───── Data

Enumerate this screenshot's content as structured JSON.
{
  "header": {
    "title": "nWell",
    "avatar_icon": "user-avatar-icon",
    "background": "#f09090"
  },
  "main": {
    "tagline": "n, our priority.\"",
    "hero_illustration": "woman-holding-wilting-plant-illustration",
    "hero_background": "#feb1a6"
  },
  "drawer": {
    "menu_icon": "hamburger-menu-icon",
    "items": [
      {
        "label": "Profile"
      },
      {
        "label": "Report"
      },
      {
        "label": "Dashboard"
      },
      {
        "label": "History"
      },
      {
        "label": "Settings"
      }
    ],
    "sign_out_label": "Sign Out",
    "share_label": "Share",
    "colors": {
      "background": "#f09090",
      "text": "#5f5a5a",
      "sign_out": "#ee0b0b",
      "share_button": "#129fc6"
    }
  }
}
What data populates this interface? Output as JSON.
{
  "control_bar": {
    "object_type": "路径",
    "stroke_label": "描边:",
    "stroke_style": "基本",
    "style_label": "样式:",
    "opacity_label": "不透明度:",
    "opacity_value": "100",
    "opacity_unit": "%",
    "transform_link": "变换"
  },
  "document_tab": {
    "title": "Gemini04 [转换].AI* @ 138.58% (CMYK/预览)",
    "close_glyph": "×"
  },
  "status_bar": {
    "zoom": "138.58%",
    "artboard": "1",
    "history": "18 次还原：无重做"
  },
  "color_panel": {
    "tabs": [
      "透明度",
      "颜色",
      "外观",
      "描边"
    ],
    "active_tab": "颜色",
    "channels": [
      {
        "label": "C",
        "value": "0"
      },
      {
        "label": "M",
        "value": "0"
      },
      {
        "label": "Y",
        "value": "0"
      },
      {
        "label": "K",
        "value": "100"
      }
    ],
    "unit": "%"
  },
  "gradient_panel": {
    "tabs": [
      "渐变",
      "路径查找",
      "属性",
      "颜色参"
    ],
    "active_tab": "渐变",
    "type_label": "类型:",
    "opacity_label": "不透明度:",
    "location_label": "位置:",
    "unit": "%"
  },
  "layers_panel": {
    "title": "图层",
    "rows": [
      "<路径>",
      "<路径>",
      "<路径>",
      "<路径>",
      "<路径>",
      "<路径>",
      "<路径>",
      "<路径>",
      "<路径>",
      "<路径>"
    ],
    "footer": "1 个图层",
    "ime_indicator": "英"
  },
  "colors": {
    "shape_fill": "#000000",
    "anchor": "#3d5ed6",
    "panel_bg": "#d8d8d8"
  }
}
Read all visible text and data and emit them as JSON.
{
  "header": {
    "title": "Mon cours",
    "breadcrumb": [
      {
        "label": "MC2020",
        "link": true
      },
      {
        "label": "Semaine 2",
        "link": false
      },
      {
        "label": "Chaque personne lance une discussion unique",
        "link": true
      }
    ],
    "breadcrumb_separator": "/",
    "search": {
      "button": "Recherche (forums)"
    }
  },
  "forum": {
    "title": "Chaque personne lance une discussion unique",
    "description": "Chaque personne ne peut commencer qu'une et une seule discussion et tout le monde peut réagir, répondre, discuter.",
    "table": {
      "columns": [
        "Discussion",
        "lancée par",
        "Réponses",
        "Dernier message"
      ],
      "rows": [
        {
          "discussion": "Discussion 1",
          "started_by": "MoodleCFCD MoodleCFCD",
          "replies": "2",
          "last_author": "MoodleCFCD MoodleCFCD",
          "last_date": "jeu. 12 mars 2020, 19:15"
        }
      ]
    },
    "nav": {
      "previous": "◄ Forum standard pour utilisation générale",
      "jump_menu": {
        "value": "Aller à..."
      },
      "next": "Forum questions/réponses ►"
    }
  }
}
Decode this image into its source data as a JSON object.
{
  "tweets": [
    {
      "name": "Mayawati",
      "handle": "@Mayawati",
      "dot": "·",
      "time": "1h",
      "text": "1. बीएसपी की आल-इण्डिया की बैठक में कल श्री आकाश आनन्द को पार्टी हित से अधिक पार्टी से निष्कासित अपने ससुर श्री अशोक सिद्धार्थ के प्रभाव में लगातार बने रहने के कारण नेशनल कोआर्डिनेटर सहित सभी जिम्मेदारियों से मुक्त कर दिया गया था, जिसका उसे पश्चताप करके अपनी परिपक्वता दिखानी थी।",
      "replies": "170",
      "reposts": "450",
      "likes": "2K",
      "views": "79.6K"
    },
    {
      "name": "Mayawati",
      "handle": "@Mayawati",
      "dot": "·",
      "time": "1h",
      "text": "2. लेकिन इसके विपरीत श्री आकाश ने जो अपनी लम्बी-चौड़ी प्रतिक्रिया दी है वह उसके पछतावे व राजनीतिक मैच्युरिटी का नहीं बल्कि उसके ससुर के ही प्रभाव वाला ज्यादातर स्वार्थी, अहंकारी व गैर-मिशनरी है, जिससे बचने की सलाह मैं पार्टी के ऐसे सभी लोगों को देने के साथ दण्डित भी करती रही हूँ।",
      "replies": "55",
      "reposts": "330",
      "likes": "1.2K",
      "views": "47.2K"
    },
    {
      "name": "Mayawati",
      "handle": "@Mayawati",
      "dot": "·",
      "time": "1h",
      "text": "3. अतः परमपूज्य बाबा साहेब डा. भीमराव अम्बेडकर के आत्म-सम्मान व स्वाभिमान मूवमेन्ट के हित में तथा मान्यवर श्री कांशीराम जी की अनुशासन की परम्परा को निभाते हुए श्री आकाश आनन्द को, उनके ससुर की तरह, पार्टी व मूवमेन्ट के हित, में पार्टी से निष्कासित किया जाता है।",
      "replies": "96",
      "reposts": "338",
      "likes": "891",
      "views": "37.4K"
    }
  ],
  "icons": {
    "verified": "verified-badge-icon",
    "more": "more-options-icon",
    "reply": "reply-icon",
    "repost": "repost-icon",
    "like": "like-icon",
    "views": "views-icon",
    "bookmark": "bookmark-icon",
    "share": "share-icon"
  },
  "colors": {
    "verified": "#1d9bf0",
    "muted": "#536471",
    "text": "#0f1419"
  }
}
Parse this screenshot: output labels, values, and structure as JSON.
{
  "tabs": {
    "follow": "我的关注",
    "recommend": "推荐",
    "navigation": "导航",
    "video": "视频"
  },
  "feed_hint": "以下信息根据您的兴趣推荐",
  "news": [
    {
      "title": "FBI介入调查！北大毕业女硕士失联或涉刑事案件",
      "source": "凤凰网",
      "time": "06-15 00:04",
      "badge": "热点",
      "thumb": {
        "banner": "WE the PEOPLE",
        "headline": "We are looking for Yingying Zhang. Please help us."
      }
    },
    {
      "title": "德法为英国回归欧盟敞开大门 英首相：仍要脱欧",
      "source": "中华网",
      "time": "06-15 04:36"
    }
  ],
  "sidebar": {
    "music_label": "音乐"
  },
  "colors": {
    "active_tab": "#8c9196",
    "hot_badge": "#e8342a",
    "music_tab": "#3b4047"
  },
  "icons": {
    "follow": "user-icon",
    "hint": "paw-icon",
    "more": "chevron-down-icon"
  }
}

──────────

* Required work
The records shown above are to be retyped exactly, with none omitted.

* Solution to the problem
Enumerate this screenshot's content as structured JSON.
{
  "header": {
    "title": "nWell",
    "avatar_icon": "user-avatar-icon",
    "background": "#f09090"
  },
  "main": {
    "tagline": "n, our priority.\"",
    "hero_illustration": "woman-holding-wilting-plant-illustration",
    "hero_background": "#feb1a6"
  },
  "drawer": {
    "menu_icon": "hamburger-menu-icon",
    "items": [
      {
        "label": "Profile"
      },
      {
        "label": "Report"
      },
      {
        "label": "Dashboard"
      },
      {
        "label": "History"
      },
      {
        "label": "Settings"
      }
    ],
    "sign_out_label": "Sign Out",
    "share_label": "Share",
    "colors": {
      "background": "#f09090",
      "text": "#5f5a5a",
      "sign_out": "#ee0b0b",
      "share_button": "#129fc6"
    }
  }
}
What data populates this interface? Output as JSON.
{
  "control_bar": {
    "object_type": "路径",
    "stroke_label": "描边:",
    "stroke_style": "基本",
    "style_label": "样式:",
    "opacity_label": "不透明度:",
    "opacity_value": "100",
    "opacity_unit": "%",
    "transform_link": "变换"
  },
  "document_tab": {
    "title": "Gemini04 [转换].AI* @ 138.58% (CMYK/预览)",
    "close_glyph": "×"
  },
  "status_bar": {
    "zoom": "138.58%",
    "artboard": "1",
    "history": "18 次还原：无重做"
  },
  "color_panel": {
    "tabs": [
      "透明度",
      "颜色",
      "外观",
      "描边"
    ],
    "active_tab": "颜色",
    "channels": [
      {
        "label": "C",
        "value": "0"
      },
      {
        "label": "M",
        "value": "0"
      },
      {
        "label": "Y",
        "value": "0"
      },
      {
        "label": "K",
        "value": "100"
      }
    ],
    "unit": "%"
  },
  "gradient_panel": {
    "tabs": [
      "渐变",
      "路径查找",
      "属性",
      "颜色参"
    ],
    "active_tab": "渐变",
    "type_label": "类型:",
    "opacity_label": "不透明度:",
    "location_label": "位置:",
    "unit": "%"
  },
  "layers_panel": {
    "title": "图层",
    "rows": [
      "<路径>",
      "<路径>",
      "<路径>",
      "<路径>",
      "<路径>",
      "<路径>",
      "<路径>",
      "<路径>",
      "<路径>",
      "<路径>"
    ],
    "footer": "1 个图层",
    "ime_indicator": "英"
  },
  "colors": {
    "shape_fill": "#000000",
    "anchor": "#3d5ed6",
    "panel_bg": "#d8d8d8"
  }
}
Read all visible text and data and emit them as JSON.
{
  "header": {
    "title": "Mon cours",
    "breadcrumb": [
      {
        "label": "MC2020",
        "link": true
      },
      {
        "label": "Semaine 2",
        "link": false
      },
      {
        "label": "Chaque personne lance une discussion unique",
        "link": true
      }
    ],
    "breadcrumb_separator": "/",
    "search": {
      "button": "Recherche (forums)"
    }
  },
  "forum": {
    "title": "Chaque personne lance une discussion unique",
    "description": "Chaque personne ne peut commencer qu'une et une seule discussion et tout le monde peut réagir, répondre, discuter.",
    "table": {
      "columns": [
        "Discussion",
        "lancée par",
        "Réponses",
        "Dernier message"
      ],
      "rows": [
        {
          "discussion": "Discussion 1",
          "started_by": "MoodleCFCD MoodleCFCD",
          "replies": "2",
          "last_author": "MoodleCFCD MoodleCFCD",
          "last_date": "jeu. 12 mars 2020, 19:15"
        }
      ]
    },
    "nav": {
      "previous": "◄ Forum standard pour utilisation générale",
      "jump_menu": {
        "value": "Aller à..."
      },
      "next": "Forum questions/réponses ►"
    }
  }
}
Decode this image into its source data as a JSON object.
{
  "tweets": [
    {
      "name": "Mayawati",
      "handle": "@Mayawati",
      "dot": "·",
      "time": "1h",
      "text": "1. बीएसपी की आल-इण्डिया की बैठक में कल श्री आकाश आनन्द को पार्टी हित से अधिक पार्टी से निष्कासित अपने ससुर श्री अशोक सिद्धार्थ के प्रभाव में लगातार बने रहने के कारण नेशनल कोआर्डिनेटर सहित सभी जिम्मेदारियों से मुक्त कर दिया गया था, जिसका उसे पश्चताप करके अपनी परिपक्वता दिखानी थी।",
      "replies": "170",
      "reposts": "450",
      "likes": "2K",
      "views": "79.6K"
    },
    {
      "name": "Mayawati",
      "handle": "@Mayawati",
      "dot": "·",
      "time": "1h",
      "text": "2. लेकिन इसके विपरीत श्री आकाश ने जो अपनी लम्बी-चौड़ी प्रतिक्रिया दी है वह उसके पछतावे व राजनीतिक मैच्युरिटी का नहीं बल्कि उसके ससुर के ही प्रभाव वाला ज्यादातर स्वार्थी, अहंकारी व गैर-मिशनरी है, जिससे बचने की सलाह मैं पार्टी के ऐसे सभी लोगों को देने के साथ दण्डित भी करती रही हूँ।",
      "replies": "55",
      "reposts": "330",
      "likes": "1.2K",
      "views": "47.2K"
    },
    {
      "name": "Mayawati",
      "handle": "@Mayawati",
      "dot": "·",
      "time": "1h",
      "text": "3. अतः परमपूज्य बाबा साहेब डा. भीमराव अम्बेडकर के आत्म-सम्मान व स्वाभिमान मूवमेन्ट के हित में तथा मान्यवर श्री कांशीराम जी की अनुशासन की परम्परा को निभाते हुए श्री आकाश आनन्द को, उनके ससुर की तरह, पार्टी व मूवमेन्ट के हित, में पार्टी से निष्कासित किया जाता है।",
      "replies": "96",
      "reposts": "338",
      "likes": "891",
      "views": "37.4K"
    }
  ],
  "icons": {
    "verified": "verified-badge-icon",
    "more": "more-options-icon",
    "reply": "reply-icon",
    "repost": "repost-icon",
    "like": "like-icon",
    "views": "views-icon",
    "bookmark": "bookmark-icon",
    "share": "share-icon"
  },
  "colors": {
    "verified": "#1d9bf0",
    "muted": "#536471",
    "text": "#0f1419"
  }
}
Parse this screenshot: output labels, values, and structure as JSON.
{
  "tabs": {
    "follow": "我的关注",
    "recommend": "推荐",
    "navigation": "导航",
    "video": "视频"
  },
  "feed_hint": "以下信息根据您的兴趣推荐",
  "news": [
    {
      "title": "FBI介入调查！北大毕业女硕士失联或涉刑事案件",
      "source": "凤凰网",
      "time": "06-15 00:04",
      "badge": "热点",
      "thumb": {
        "banner": "WE the PEOPLE",
        "headline": "We are looking for Yingying Zhang. Please help us."
      }
    },
    {
      "title": "德法为英国回归欧盟敞开大门 英首相：仍要脱欧",
      "source": "中华网",
      "time": "06-15 04:36"
    }
  ],
  "sidebar": {
    "music_label": "音乐"
  },
  "colors": {
    "active_tab": "#8c9196",
    "hot_badge": "#e8342a",
    "music_tab": "#3b4047"
  },
  "icons": {
    "follow": "user-icon",
    "hint": "paw-icon",
    "more": "chevron-down-icon"
  }
}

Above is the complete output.